At its heart is a country locksmith, Zapa, who is asked by his employer to open a safe for some friends. Whether he does this regularly, and whether he thinks about the consequences, is left almost entirely open by Trapero (who is one of the five credited writers). The speed of Zapa’s arrest, and the equally speedy release, organised by an ex-cop uncle, and then again the equally speedy way in which he is allowed, although over-age, to become a Buenos Aires trainee policeman: all these take the viewer a little by surprise.

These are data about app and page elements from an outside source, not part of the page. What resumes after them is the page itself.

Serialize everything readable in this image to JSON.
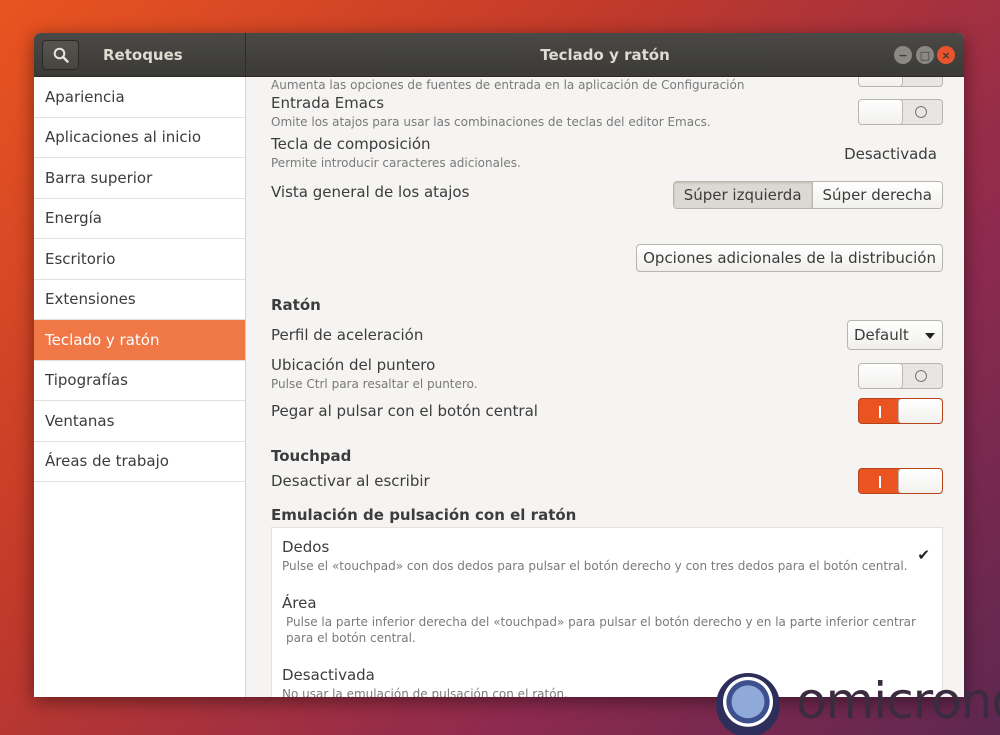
{
  "window": {
    "app_title": "Retoques",
    "title": "Teclado y ratón",
    "controls": {
      "minimize": "−",
      "maximize": "□",
      "close": "×"
    }
  },
  "sidebar": {
    "items": [
      {
        "label": "Apariencia"
      },
      {
        "label": "Aplicaciones al inicio"
      },
      {
        "label": "Barra superior"
      },
      {
        "label": "Energía"
      },
      {
        "label": "Escritorio"
      },
      {
        "label": "Extensiones"
      },
      {
        "label": "Teclado y ratón",
        "active": true
      },
      {
        "label": "Tipografías"
      },
      {
        "label": "Ventanas"
      },
      {
        "label": "Áreas de trabajo"
      }
    ]
  },
  "keyboard": {
    "partial_row_sub": "Aumenta las opciones de fuentes de entrada en la aplicación de Configuración",
    "emacs": {
      "title": "Entrada Emacs",
      "sub": "Omite los atajos para usar las combinaciones de teclas del editor Emacs.",
      "state": "off"
    },
    "compose": {
      "title": "Tecla de composición",
      "sub": "Permite introducir caracteres adicionales.",
      "value": "Desactivada"
    },
    "overview": {
      "title": "Vista general de los atajos",
      "options": [
        "Súper izquierda",
        "Súper derecha"
      ],
      "selected": "Súper izquierda"
    },
    "layout_button": "Opciones adicionales de la distribución"
  },
  "mouse": {
    "section": "Ratón",
    "accel": {
      "title": "Perfil de aceleración",
      "value": "Default"
    },
    "pointer": {
      "title": "Ubicación del puntero",
      "sub": "Pulse Ctrl para resaltar el puntero.",
      "state": "off"
    },
    "middle": {
      "title": "Pegar al pulsar con el botón central",
      "state": "on"
    }
  },
  "touchpad": {
    "section": "Touchpad",
    "disable": {
      "title": "Desactivar al escribir",
      "state": "on"
    },
    "emulation_title": "Emulación de pulsación con el ratón",
    "options": [
      {
        "title": "Dedos",
        "sub": "Pulse el «touchpad» con dos dedos para pulsar el botón derecho y con tres dedos para el botón central.",
        "checked": true
      },
      {
        "title": "Área",
        "sub": "Pulse la parte inferior derecha del «touchpad» para pulsar el botón derecho y en la parte inferior centrar para el botón central.",
        "checked": false
      },
      {
        "title": "Desactivada",
        "sub": "No usar la emulación de pulsación con el ratón.",
        "checked": false
      }
    ],
    "check_glyph": "✔"
  },
  "watermark": {
    "text": "omicrono"
  },
  "colors": {
    "accent": "#e95420",
    "selection": "#f07746",
    "titlebar": "#3b3a36"
  }
}
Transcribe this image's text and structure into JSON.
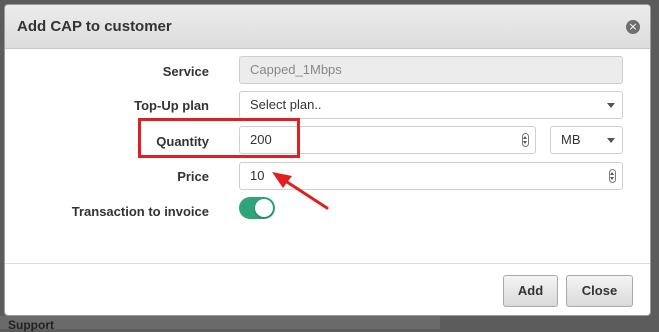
{
  "background": {
    "behind_label": "Support"
  },
  "modal": {
    "title": "Add CAP to customer",
    "close_glyph": "×"
  },
  "form": {
    "service": {
      "label": "Service",
      "value": "Capped_1Mbps"
    },
    "topup_plan": {
      "label": "Top-Up plan",
      "value": "Select plan.."
    },
    "quantity": {
      "label": "Quantity",
      "value": "200",
      "unit": "MB"
    },
    "price": {
      "label": "Price",
      "value": "10"
    },
    "transaction": {
      "label": "Transaction to invoice",
      "enabled": true
    }
  },
  "buttons": {
    "add": "Add",
    "close": "Close"
  },
  "colors": {
    "toggle_on": "#2fa37a",
    "annotation": "#e02020"
  }
}
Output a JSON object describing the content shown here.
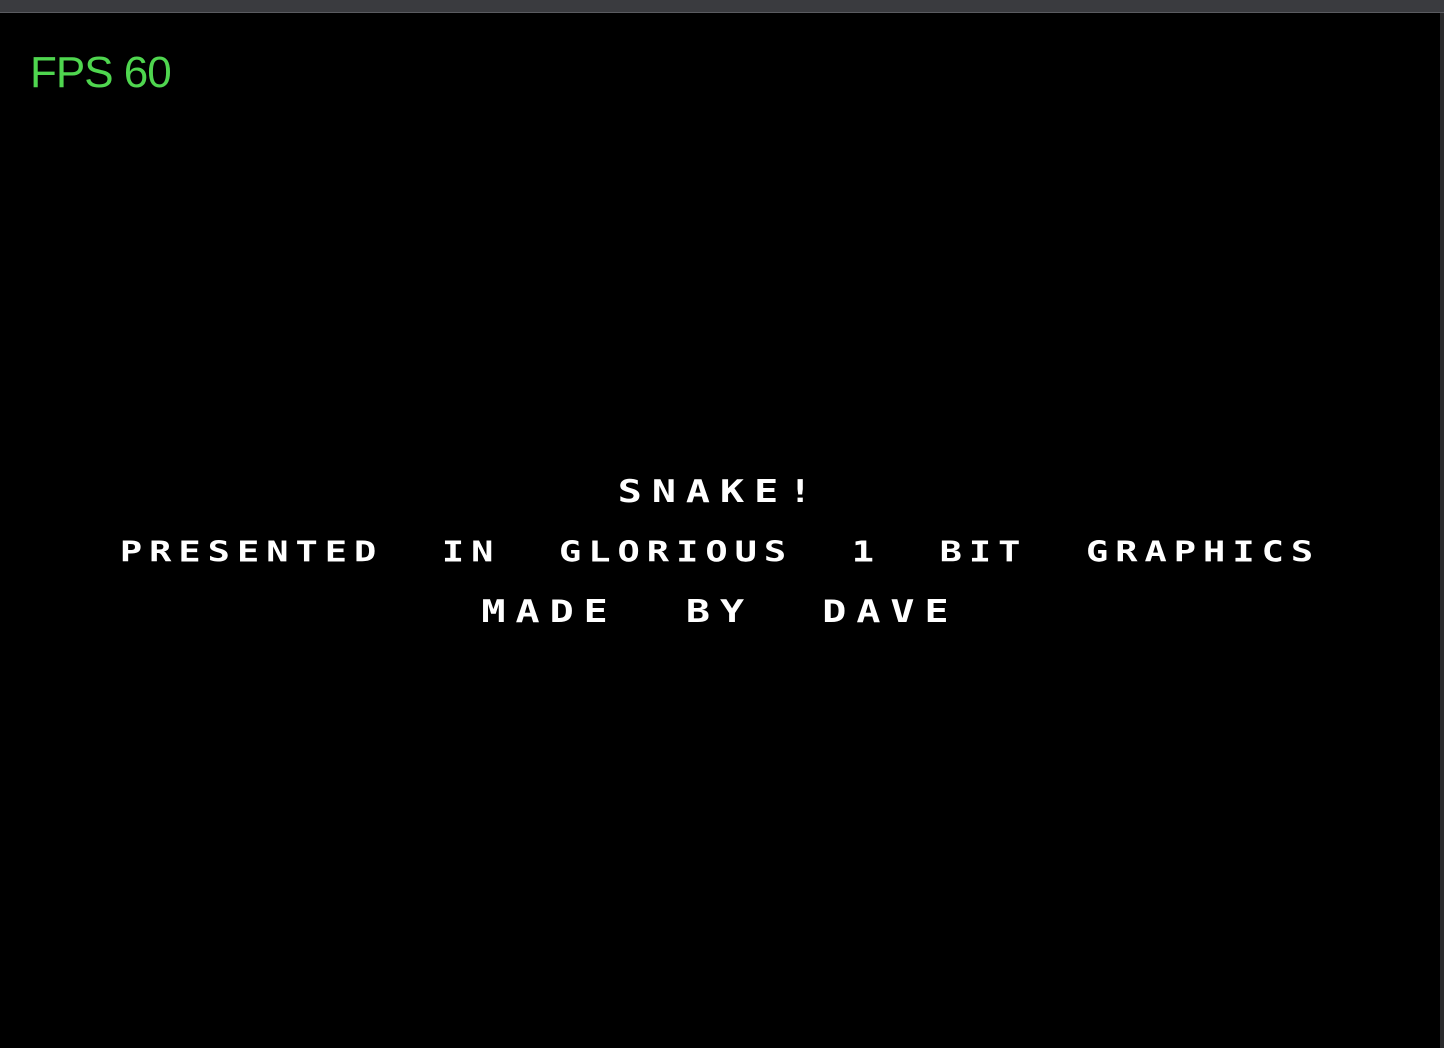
{
  "hud": {
    "fps_text": "FPS 60",
    "fps_color": "#4fd64f"
  },
  "title_screen": {
    "title": "SNAKE!",
    "subtitle": "PRESENTED  IN  GLORIOUS  1  BIT  GRAPHICS",
    "credit": "MADE  BY  DAVE",
    "text_color": "#ffffff",
    "background_color": "#000000"
  }
}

I think anyone watching would begin by feeling sympathy for Zapa, although, as the film progressed, would start to question whether that sympathy should be so freely given.
He makes a useless cop, because he is just a little too naive, as well as a little too incompetent. He can’t fire a gun correctly; he can’t understand procedure; and he is bewildered by the relentless favouritism and corruption of the police force, or, worse than that, not really clever enough to see what is happening. Not at first. He seems to be on the road to holding our sympathy when he has an affair with the one arguably decent character, an instructor at the training-camp. Yet he treats her with a sort of unpremeditated savagery, and she objects eventually to his advances.
What we see, slowly, is Zapa gradually adopting the airs and disgraces of his fellow-cops, and sliding gradually into immorality. What gives the film its edge is the way Zapa (Jorge Roman) and his impassive face never entirely reveal whether there is much thinking going on behind it. In the meantime, there is not a single character other than the instructor who has anything other than a passing idea of decency. The film is slow, shadowy – as if shot by twilight – and unsettling: which of course means that the viewer is constantly adjusting the moral compass.
Should I ever go to Buenos Aires, I shall try my best not to get arrested. But what makes Trapero’s film tick is that, again, unlike many American and British movies, there is nothing cut, dried, or even resolved.